# [Exercise directions]
The full set of lines below has to be written out again exactly.

═══ Available records ═══

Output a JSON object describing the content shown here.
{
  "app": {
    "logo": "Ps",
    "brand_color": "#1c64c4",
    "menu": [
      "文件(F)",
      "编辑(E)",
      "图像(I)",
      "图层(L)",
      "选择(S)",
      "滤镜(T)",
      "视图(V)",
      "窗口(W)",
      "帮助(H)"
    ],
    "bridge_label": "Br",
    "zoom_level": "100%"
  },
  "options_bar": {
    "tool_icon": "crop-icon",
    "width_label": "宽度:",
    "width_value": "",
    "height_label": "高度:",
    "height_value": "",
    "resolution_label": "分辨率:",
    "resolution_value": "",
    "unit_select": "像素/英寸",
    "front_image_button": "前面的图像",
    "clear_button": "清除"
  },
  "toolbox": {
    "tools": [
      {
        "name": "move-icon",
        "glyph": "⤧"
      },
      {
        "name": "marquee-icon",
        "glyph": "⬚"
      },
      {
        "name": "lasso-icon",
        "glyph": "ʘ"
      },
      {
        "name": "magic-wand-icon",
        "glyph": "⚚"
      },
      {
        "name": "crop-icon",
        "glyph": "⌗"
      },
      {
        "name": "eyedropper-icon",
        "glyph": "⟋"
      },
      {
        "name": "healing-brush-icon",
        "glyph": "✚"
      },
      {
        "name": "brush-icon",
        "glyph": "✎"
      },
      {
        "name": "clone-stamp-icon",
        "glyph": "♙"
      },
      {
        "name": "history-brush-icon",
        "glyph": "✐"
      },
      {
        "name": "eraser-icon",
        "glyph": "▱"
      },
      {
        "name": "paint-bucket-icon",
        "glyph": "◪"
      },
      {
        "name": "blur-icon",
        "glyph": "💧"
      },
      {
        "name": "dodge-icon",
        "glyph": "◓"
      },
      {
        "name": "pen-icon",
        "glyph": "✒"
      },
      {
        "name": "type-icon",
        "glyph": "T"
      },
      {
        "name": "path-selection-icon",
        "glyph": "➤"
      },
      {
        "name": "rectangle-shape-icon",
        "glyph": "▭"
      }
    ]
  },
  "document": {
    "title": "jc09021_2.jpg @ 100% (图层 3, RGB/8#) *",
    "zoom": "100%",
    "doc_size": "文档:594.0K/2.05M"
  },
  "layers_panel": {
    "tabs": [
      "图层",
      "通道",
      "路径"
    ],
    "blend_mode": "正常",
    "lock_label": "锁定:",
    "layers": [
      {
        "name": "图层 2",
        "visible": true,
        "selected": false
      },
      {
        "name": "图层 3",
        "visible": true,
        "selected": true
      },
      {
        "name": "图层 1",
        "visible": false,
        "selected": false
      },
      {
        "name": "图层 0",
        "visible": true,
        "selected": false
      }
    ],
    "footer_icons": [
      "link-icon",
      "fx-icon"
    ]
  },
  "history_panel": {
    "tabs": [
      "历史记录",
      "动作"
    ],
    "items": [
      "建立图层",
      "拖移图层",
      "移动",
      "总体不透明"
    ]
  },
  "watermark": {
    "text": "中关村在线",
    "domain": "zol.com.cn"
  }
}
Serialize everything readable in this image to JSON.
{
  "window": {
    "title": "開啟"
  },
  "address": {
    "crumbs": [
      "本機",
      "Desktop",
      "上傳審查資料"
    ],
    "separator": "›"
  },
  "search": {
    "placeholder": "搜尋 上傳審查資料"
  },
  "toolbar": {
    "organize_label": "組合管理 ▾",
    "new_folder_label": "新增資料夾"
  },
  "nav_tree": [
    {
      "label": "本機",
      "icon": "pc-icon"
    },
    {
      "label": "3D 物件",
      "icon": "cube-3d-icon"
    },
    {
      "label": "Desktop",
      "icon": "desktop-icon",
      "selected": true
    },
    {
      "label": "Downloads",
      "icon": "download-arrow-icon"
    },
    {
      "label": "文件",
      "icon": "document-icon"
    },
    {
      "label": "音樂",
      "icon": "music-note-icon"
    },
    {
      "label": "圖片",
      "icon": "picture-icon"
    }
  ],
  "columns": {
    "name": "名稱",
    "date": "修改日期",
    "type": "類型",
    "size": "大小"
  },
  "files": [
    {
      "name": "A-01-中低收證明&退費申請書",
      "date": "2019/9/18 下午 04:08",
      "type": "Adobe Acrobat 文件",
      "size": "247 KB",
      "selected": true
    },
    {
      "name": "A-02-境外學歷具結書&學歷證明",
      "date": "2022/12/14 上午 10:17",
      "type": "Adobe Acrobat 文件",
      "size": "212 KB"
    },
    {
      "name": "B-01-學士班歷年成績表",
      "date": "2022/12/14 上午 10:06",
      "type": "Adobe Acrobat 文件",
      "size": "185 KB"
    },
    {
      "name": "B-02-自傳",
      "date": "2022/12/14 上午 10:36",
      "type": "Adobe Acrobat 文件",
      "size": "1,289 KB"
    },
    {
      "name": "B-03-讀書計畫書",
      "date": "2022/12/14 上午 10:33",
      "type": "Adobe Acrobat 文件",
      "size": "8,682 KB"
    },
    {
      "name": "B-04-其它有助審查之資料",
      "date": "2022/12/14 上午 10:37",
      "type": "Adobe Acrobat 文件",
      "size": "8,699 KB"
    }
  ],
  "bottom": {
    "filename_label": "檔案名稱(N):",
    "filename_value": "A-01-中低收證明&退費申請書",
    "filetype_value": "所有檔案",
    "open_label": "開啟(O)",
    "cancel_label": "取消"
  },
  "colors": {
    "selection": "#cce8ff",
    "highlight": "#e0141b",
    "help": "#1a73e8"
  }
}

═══

# [Response to the task]
Output a JSON object describing the content shown here.
{
  "app": {
    "logo": "Ps",
    "brand_color": "#1c64c4",
    "menu": [
      "文件(F)",
      "编辑(E)",
      "图像(I)",
      "图层(L)",
      "选择(S)",
      "滤镜(T)",
      "视图(V)",
      "窗口(W)",
      "帮助(H)"
    ],
    "bridge_label": "Br",
    "zoom_level": "100%"
  },
  "options_bar": {
    "tool_icon": "crop-icon",
    "width_label": "宽度:",
    "width_value": "",
    "height_label": "高度:",
    "height_value": "",
    "resolution_label": "分辨率:",
    "resolution_value": "",
    "unit_select": "像素/英寸",
    "front_image_button": "前面的图像",
    "clear_button": "清除"
  },
  "toolbox": {
    "tools": [
      {
        "name": "move-icon",
        "glyph": "⤧"
      },
      {
        "name": "marquee-icon",
        "glyph": "⬚"
      },
      {
        "name": "lasso-icon",
        "glyph": "ʘ"
      },
      {
        "name": "magic-wand-icon",
        "glyph": "⚚"
      },
      {
        "name": "crop-icon",
        "glyph": "⌗"
      },
      {
        "name": "eyedropper-icon",
        "glyph": "⟋"
      },
      {
        "name": "healing-brush-icon",
        "glyph": "✚"
      },
      {
        "name": "brush-icon",
        "glyph": "✎"
      },
      {
        "name": "clone-stamp-icon",
        "glyph": "♙"
      },
      {
        "name": "history-brush-icon",
        "glyph": "✐"
      },
      {
        "name": "eraser-icon",
        "glyph": "▱"
      },
      {
        "name": "paint-bucket-icon",
        "glyph": "◪"
      },
      {
        "name": "blur-icon",
        "glyph": "💧"
      },
      {
        "name": "dodge-icon",
        "glyph": "◓"
      },
      {
        "name": "pen-icon",
        "glyph": "✒"
      },
      {
        "name": "type-icon",
        "glyph": "T"
      },
      {
        "name": "path-selection-icon",
        "glyph": "➤"
      },
      {
        "name": "rectangle-shape-icon",
        "glyph": "▭"
      }
    ]
  },
  "document": {
    "title": "jc09021_2.jpg @ 100% (图层 3, RGB/8#) *",
    "zoom": "100%",
    "doc_size": "文档:594.0K/2.05M"
  },
  "layers_panel": {
    "tabs": [
      "图层",
      "通道",
      "路径"
    ],
    "blend_mode": "正常",
    "lock_label": "锁定:",
    "layers": [
      {
        "name": "图层 2",
        "visible": true,
        "selected": false
      },
      {
        "name": "图层 3",
        "visible": true,
        "selected": true
      },
      {
        "name": "图层 1",
        "visible": false,
        "selected": false
      },
      {
        "name": "图层 0",
        "visible": true,
        "selected": false
      }
    ],
    "footer_icons": [
      "link-icon",
      "fx-icon"
    ]
  },
  "history_panel": {
    "tabs": [
      "历史记录",
      "动作"
    ],
    "items": [
      "建立图层",
      "拖移图层",
      "移动",
      "总体不透明"
    ]
  },
  "watermark": {
    "text": "中关村在线",
    "domain": "zol.com.cn"
  }
}
Serialize everything readable in this image to JSON.
{
  "window": {
    "title": "開啟"
  },
  "address": {
    "crumbs": [
      "本機",
      "Desktop",
      "上傳審查資料"
    ],
    "separator": "›"
  },
  "search": {
    "placeholder": "搜尋 上傳審查資料"
  },
  "toolbar": {
    "organize_label": "組合管理 ▾",
    "new_folder_label": "新增資料夾"
  },
  "nav_tree": [
    {
      "label": "本機",
      "icon": "pc-icon"
    },
    {
      "label": "3D 物件",
      "icon": "cube-3d-icon"
    },
    {
      "label": "Desktop",
      "icon": "desktop-icon",
      "selected": true
    },
    {
      "label": "Downloads",
      "icon": "download-arrow-icon"
    },
    {
      "label": "文件",
      "icon": "document-icon"
    },
    {
      "label": "音樂",
      "icon": "music-note-icon"
    },
    {
      "label": "圖片",
      "icon": "picture-icon"
    }
  ],
  "columns": {
    "name": "名稱",
    "date": "修改日期",
    "type": "類型",
    "size": "大小"
  },
  "files": [
    {
      "name": "A-01-中低收證明&退費申請書",
      "date": "2019/9/18 下午 04:08",
      "type": "Adobe Acrobat 文件",
      "size": "247 KB",
      "selected": true
    },
    {
      "name": "A-02-境外學歷具結書&學歷證明",
      "date": "2022/12/14 上午 10:17",
      "type": "Adobe Acrobat 文件",
      "size": "212 KB"
    },
    {
      "name": "B-01-學士班歷年成績表",
      "date": "2022/12/14 上午 10:06",
      "type": "Adobe Acrobat 文件",
      "size": "185 KB"
    },
    {
      "name": "B-02-自傳",
      "date": "2022/12/14 上午 10:36",
      "type": "Adobe Acrobat 文件",
      "size": "1,289 KB"
    },
    {
      "name": "B-03-讀書計畫書",
      "date": "2022/12/14 上午 10:33",
      "type": "Adobe Acrobat 文件",
      "size": "8,682 KB"
    },
    {
      "name": "B-04-其它有助審查之資料",
      "date": "2022/12/14 上午 10:37",
      "type": "Adobe Acrobat 文件",
      "size": "8,699 KB"
    }
  ],
  "bottom": {
    "filename_label": "檔案名稱(N):",
    "filename_value": "A-01-中低收證明&退費申請書",
    "filetype_value": "所有檔案",
    "open_label": "開啟(O)",
    "cancel_label": "取消"
  },
  "colors": {
    "selection": "#cce8ff",
    "highlight": "#e0141b",
    "help": "#1a73e8"
  }
}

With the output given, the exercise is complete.